**What to do:** Every record must be copied exactly, from first line to last.

[Data for this exercise Boundary: Start]

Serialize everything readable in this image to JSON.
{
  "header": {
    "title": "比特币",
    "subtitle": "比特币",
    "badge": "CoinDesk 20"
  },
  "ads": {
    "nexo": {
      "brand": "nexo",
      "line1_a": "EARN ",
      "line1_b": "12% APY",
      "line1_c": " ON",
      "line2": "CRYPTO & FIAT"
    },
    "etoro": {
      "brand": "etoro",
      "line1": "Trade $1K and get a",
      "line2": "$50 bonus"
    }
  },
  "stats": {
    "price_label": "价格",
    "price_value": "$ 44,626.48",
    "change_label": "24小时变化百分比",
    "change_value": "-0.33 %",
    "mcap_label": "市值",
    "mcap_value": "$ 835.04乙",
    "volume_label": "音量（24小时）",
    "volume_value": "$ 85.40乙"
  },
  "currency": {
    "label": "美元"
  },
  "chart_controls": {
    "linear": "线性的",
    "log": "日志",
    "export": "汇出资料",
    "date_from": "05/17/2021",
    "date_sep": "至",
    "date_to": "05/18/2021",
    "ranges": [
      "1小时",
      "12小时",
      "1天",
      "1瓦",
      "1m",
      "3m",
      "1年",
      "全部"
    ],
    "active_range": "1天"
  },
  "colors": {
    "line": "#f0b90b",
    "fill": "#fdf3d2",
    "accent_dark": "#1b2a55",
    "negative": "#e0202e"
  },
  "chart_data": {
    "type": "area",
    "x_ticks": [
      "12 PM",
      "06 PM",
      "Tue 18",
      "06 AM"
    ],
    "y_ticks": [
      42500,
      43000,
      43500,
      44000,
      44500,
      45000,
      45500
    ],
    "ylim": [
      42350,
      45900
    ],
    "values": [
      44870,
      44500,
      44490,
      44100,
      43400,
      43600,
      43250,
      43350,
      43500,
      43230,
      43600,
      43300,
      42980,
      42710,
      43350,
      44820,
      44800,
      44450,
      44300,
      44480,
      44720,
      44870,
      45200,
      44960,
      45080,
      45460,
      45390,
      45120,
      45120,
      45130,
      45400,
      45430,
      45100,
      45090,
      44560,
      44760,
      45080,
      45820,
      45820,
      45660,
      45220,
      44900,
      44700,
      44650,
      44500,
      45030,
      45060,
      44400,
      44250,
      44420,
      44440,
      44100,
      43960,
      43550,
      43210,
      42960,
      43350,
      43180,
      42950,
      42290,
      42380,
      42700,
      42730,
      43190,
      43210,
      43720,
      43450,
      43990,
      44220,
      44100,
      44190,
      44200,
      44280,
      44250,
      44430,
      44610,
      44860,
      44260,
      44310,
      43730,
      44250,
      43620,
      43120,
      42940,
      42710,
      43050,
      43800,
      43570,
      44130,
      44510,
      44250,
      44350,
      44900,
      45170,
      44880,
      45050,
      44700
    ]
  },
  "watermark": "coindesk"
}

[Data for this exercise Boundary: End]

**Answer to this task:**
Serialize everything readable in this image to JSON.
{
  "header": {
    "title": "比特币",
    "subtitle": "比特币",
    "badge": "CoinDesk 20"
  },
  "ads": {
    "nexo": {
      "brand": "nexo",
      "line1_a": "EARN ",
      "line1_b": "12% APY",
      "line1_c": " ON",
      "line2": "CRYPTO & FIAT"
    },
    "etoro": {
      "brand": "etoro",
      "line1": "Trade $1K and get a",
      "line2": "$50 bonus"
    }
  },
  "stats": {
    "price_label": "价格",
    "price_value": "$ 44,626.48",
    "change_label": "24小时变化百分比",
    "change_value": "-0.33 %",
    "mcap_label": "市值",
    "mcap_value": "$ 835.04乙",
    "volume_label": "音量（24小时）",
    "volume_value": "$ 85.40乙"
  },
  "currency": {
    "label": "美元"
  },
  "chart_controls": {
    "linear": "线性的",
    "log": "日志",
    "export": "汇出资料",
    "date_from": "05/17/2021",
    "date_sep": "至",
    "date_to": "05/18/2021",
    "ranges": [
      "1小时",
      "12小时",
      "1天",
      "1瓦",
      "1m",
      "3m",
      "1年",
      "全部"
    ],
    "active_range": "1天"
  },
  "colors": {
    "line": "#f0b90b",
    "fill": "#fdf3d2",
    "accent_dark": "#1b2a55",
    "negative": "#e0202e"
  },
  "chart_data": {
    "type": "area",
    "x_ticks": [
      "12 PM",
      "06 PM",
      "Tue 18",
      "06 AM"
    ],
    "y_ticks": [
      42500,
      43000,
      43500,
      44000,
      44500,
      45000,
      45500
    ],
    "ylim": [
      42350,
      45900
    ],
    "values": [
      44870,
      44500,
      44490,
      44100,
      43400,
      43600,
      43250,
      43350,
      43500,
      43230,
      43600,
      43300,
      42980,
      42710,
      43350,
      44820,
      44800,
      44450,
      44300,
      44480,
      44720,
      44870,
      45200,
      44960,
      45080,
      45460,
      45390,
      45120,
      45120,
      45130,
      45400,
      45430,
      45100,
      45090,
      44560,
      44760,
      45080,
      45820,
      45820,
      45660,
      45220,
      44900,
      44700,
      44650,
      44500,
      45030,
      45060,
      44400,
      44250,
      44420,
      44440,
      44100,
      43960,
      43550,
      43210,
      42960,
      43350,
      43180,
      42950,
      42290,
      42380,
      42700,
      42730,
      43190,
      43210,
      43720,
      43450,
      43990,
      44220,
      44100,
      44190,
      44200,
      44280,
      44250,
      44430,
      44610,
      44860,
      44260,
      44310,
      43730,
      44250,
      43620,
      43120,
      42940,
      42710,
      43050,
      43800,
      43570,
      44130,
      44510,
      44250,
      44350,
      44900,
      45170,
      44880,
      45050,
      44700
    ]
  },
  "watermark": "coindesk"
}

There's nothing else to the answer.